[Interface dataset entries]

# # #

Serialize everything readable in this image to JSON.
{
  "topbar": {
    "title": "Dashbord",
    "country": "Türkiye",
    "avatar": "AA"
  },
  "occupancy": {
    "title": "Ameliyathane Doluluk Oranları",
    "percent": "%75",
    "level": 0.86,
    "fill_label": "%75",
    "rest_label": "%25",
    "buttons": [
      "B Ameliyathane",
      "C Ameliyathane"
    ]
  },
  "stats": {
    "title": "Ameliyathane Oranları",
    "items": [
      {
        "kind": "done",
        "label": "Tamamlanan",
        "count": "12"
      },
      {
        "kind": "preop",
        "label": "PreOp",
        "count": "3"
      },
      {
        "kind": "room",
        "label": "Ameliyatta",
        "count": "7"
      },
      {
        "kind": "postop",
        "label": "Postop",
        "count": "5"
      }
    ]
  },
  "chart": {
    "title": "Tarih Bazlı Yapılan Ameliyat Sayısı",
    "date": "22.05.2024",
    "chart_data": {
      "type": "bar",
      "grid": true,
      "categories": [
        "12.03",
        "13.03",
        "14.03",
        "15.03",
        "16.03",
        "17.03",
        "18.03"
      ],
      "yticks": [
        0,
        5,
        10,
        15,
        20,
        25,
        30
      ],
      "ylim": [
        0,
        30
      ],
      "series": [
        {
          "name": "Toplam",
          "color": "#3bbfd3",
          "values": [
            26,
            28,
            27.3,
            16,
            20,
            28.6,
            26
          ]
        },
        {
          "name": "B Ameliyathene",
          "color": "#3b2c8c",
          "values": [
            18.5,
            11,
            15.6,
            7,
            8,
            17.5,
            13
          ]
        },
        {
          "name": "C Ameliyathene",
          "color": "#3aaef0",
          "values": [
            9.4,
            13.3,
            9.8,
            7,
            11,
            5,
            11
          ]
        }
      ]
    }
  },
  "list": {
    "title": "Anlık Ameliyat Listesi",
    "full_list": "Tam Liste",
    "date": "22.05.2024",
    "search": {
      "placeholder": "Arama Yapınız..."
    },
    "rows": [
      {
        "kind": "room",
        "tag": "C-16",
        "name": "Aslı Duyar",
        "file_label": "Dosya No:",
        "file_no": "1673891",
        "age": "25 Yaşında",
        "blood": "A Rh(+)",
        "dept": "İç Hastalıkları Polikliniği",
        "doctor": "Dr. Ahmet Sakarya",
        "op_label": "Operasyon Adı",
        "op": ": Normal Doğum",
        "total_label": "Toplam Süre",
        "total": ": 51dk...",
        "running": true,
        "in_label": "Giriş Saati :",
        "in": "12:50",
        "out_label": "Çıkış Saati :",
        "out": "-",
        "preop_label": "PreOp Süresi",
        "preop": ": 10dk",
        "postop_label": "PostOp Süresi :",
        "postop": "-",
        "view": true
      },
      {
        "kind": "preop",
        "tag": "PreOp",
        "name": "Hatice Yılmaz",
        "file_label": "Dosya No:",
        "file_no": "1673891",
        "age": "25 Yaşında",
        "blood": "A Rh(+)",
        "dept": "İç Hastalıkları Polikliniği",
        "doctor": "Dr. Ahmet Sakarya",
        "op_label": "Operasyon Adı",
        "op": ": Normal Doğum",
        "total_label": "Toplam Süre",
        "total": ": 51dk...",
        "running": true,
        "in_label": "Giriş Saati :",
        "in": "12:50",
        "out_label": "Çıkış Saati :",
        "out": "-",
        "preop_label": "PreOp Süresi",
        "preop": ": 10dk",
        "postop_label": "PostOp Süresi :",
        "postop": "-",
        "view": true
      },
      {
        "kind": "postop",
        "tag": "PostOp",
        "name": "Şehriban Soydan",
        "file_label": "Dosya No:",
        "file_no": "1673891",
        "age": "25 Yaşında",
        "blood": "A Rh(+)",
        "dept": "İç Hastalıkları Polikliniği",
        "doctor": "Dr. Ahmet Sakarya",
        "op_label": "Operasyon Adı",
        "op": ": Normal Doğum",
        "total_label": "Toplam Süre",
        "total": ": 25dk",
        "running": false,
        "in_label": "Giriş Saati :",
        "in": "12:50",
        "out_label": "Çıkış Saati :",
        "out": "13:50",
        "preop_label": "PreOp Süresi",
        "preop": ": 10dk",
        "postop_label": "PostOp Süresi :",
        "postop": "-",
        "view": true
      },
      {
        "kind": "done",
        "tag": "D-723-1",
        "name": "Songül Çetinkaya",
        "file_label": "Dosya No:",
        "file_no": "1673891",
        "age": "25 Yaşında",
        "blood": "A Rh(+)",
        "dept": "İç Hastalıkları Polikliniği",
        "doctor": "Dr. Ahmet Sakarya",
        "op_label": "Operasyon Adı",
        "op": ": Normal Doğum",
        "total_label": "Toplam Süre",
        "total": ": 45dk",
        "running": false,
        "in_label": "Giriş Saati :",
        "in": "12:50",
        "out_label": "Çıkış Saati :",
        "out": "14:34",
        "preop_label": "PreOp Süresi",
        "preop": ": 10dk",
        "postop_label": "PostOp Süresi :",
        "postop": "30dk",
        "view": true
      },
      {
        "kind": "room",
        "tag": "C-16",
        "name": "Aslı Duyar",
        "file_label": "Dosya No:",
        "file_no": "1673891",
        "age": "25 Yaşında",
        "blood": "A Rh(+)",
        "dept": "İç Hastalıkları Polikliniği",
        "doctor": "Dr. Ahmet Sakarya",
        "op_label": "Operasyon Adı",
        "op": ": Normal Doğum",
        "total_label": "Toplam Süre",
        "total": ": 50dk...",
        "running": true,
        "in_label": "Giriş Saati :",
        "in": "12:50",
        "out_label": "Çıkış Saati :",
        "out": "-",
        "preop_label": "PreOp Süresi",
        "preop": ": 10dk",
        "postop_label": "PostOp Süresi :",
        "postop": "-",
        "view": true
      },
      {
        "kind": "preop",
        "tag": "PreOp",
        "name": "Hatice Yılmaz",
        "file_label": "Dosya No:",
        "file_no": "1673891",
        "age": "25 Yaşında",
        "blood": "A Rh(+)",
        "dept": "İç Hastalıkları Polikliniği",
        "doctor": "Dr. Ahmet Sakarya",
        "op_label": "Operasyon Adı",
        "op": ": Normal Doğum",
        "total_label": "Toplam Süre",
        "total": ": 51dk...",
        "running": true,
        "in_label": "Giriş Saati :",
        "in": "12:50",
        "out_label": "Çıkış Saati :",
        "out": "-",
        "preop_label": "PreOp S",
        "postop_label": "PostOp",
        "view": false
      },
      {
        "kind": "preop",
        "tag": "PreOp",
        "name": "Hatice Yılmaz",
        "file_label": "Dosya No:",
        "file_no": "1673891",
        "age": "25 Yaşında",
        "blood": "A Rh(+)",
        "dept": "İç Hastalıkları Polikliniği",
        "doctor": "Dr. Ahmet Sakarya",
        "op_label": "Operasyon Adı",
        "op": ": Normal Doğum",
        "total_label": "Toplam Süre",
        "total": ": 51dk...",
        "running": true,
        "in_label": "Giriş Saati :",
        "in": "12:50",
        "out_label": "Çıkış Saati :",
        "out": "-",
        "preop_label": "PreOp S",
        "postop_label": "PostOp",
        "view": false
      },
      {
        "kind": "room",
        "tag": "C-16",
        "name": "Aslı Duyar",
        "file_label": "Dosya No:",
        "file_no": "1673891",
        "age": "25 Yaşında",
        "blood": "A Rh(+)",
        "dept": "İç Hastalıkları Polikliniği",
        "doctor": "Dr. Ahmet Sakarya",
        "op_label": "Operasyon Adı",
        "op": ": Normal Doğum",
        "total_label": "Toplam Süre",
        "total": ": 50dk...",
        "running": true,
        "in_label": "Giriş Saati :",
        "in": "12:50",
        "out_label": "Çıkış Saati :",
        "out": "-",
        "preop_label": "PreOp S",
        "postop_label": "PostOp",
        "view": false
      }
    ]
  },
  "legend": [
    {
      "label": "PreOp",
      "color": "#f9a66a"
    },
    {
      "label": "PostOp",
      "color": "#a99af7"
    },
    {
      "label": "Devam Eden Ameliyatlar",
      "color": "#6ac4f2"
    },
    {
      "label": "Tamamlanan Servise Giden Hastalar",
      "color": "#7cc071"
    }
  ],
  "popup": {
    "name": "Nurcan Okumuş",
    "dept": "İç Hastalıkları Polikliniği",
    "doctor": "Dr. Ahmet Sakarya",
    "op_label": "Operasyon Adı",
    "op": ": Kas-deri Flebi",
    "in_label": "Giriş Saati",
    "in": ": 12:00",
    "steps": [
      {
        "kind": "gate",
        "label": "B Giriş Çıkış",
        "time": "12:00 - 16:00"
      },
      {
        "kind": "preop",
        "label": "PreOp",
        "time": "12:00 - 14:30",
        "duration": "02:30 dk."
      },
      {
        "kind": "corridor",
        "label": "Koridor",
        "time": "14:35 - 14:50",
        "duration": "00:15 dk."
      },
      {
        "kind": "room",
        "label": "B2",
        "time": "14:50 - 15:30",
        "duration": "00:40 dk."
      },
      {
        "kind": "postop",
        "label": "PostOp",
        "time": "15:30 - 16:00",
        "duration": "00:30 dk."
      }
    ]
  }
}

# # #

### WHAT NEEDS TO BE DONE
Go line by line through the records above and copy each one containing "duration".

### ANSWER TO THIS PROBLEM
        "duration": "02:30 dk."
        "duration": "00:15 dk."
        "duration": "00:40 dk."
        "duration": "00:30 dk."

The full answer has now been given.